__Instructions for the task__
Restate each entry below word for word, without skipping any.
***** Data for analysis *****
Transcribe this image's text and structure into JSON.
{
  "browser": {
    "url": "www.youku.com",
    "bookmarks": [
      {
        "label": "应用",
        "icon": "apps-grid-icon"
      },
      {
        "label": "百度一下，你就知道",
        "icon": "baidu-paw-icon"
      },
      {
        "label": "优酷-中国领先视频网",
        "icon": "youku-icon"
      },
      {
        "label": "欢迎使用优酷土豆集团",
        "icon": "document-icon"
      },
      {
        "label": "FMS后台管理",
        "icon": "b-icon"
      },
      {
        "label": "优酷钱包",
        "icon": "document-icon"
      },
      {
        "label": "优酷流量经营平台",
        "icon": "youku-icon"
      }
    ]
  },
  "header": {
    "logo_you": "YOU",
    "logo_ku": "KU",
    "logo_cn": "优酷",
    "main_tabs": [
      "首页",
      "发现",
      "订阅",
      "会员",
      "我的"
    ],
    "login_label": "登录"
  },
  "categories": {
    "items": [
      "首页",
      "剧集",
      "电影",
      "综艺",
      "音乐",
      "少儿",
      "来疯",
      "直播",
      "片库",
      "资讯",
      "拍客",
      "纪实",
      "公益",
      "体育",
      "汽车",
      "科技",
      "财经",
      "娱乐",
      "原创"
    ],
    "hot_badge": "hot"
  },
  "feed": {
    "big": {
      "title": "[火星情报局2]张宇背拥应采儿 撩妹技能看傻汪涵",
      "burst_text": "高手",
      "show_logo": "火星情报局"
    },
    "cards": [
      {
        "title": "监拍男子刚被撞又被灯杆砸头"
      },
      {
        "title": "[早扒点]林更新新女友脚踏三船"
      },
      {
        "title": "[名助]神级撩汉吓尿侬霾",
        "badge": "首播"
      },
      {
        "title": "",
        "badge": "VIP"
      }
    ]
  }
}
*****
__Solution for this task__
Transcribe this image's text and structure into JSON.
{
  "browser": {
    "url": "www.youku.com",
    "bookmarks": [
      {
        "label": "应用",
        "icon": "apps-grid-icon"
      },
      {
        "label": "百度一下，你就知道",
        "icon": "baidu-paw-icon"
      },
      {
        "label": "优酷-中国领先视频网",
        "icon": "youku-icon"
      },
      {
        "label": "欢迎使用优酷土豆集团",
        "icon": "document-icon"
      },
      {
        "label": "FMS后台管理",
        "icon": "b-icon"
      },
      {
        "label": "优酷钱包",
        "icon": "document-icon"
      },
      {
        "label": "优酷流量经营平台",
        "icon": "youku-icon"
      }
    ]
  },
  "header": {
    "logo_you": "YOU",
    "logo_ku": "KU",
    "logo_cn": "优酷",
    "main_tabs": [
      "首页",
      "发现",
      "订阅",
      "会员",
      "我的"
    ],
    "login_label": "登录"
  },
  "categories": {
    "items": [
      "首页",
      "剧集",
      "电影",
      "综艺",
      "音乐",
      "少儿",
      "来疯",
      "直播",
      "片库",
      "资讯",
      "拍客",
      "纪实",
      "公益",
      "体育",
      "汽车",
      "科技",
      "财经",
      "娱乐",
      "原创"
    ],
    "hot_badge": "hot"
  },
  "feed": {
    "big": {
      "title": "[火星情报局2]张宇背拥应采儿 撩妹技能看傻汪涵",
      "burst_text": "高手",
      "show_logo": "火星情报局"
    },
    "cards": [
      {
        "title": "监拍男子刚被撞又被灯杆砸头"
      },
      {
        "title": "[早扒点]林更新新女友脚踏三船"
      },
      {
        "title": "[名助]神级撩汉吓尿侬霾",
        "badge": "首播"
      },
      {
        "title": "",
        "badge": "VIP"
      }
    ]
  }
}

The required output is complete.